===== SUPPLIED ENTRIES
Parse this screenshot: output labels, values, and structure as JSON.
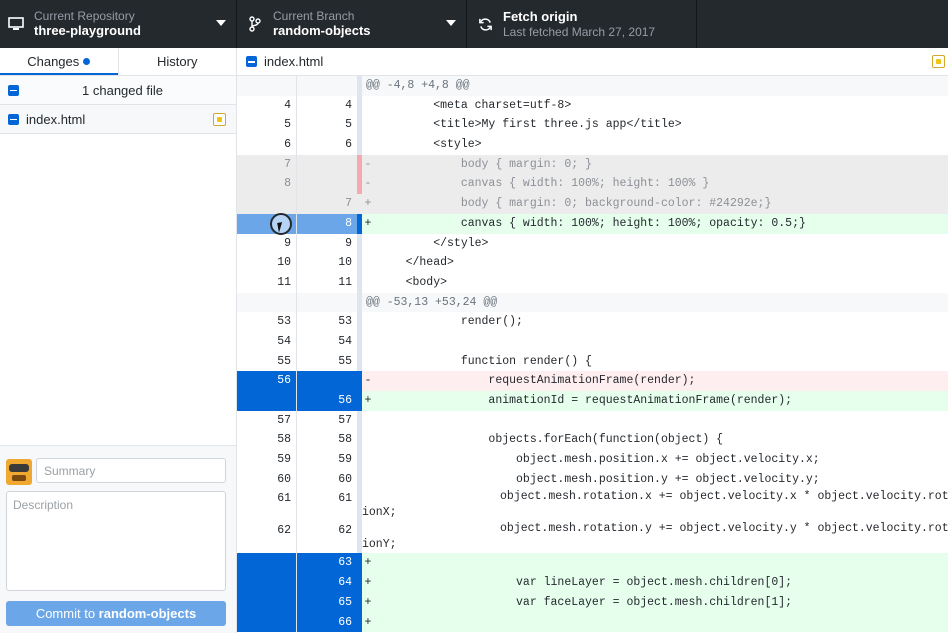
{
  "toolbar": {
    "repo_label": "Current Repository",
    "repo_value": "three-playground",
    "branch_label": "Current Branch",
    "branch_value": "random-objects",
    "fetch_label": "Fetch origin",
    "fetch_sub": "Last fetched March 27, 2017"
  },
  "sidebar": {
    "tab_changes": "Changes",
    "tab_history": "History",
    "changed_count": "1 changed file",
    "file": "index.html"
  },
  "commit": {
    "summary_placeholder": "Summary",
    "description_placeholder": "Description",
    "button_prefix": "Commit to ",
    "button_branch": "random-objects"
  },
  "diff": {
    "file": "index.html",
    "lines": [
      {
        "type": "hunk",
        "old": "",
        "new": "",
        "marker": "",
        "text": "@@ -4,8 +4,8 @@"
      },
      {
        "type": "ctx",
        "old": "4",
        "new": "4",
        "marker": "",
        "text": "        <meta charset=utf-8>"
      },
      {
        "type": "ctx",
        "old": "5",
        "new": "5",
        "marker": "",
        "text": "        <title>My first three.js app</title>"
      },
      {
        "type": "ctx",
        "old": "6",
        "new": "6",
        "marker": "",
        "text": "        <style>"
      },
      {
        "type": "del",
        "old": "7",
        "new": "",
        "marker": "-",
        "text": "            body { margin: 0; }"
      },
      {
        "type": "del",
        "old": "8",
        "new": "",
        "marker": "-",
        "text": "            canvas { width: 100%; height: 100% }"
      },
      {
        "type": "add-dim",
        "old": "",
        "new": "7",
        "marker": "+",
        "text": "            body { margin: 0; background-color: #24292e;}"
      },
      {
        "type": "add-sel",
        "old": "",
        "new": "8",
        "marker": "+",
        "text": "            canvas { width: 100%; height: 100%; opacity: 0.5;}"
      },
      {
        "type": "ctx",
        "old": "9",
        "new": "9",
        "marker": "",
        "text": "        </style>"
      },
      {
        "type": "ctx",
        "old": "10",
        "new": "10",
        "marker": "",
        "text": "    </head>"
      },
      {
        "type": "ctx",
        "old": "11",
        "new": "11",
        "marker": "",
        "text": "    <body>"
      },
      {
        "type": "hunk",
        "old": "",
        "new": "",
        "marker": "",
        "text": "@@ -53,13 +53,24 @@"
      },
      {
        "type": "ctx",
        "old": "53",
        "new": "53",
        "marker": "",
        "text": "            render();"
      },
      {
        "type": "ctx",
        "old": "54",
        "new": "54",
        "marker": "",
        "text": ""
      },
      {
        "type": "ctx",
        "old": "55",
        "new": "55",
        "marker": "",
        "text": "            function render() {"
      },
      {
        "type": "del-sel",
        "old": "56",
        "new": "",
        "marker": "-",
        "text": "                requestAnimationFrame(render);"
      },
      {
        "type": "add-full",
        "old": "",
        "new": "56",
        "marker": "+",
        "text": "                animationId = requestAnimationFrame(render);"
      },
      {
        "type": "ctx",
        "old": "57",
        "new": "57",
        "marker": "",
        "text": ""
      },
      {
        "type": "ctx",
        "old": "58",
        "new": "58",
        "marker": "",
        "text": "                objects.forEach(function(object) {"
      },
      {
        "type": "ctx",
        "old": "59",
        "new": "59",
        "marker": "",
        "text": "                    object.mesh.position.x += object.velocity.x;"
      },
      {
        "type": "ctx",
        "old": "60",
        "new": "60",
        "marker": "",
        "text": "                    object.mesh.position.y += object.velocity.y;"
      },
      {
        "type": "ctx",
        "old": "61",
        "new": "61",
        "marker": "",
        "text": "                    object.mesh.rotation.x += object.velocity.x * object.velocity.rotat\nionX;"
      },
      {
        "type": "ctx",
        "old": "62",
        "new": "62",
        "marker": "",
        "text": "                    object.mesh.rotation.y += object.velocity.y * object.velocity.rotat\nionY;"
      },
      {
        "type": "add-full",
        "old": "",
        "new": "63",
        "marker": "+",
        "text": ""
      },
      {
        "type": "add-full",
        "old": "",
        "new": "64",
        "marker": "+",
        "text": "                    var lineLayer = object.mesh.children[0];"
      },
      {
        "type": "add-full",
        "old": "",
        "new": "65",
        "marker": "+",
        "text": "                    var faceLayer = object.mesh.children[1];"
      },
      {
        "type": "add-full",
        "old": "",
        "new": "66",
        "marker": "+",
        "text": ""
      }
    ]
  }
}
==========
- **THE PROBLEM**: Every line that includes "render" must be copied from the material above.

- **YOUR SOLUTION**:
        "text": "            render();"
        "text": "            function render() {"
        "text": "                requestAnimationFrame(render);"
        "text": "                animationId = requestAnimationFrame(render);"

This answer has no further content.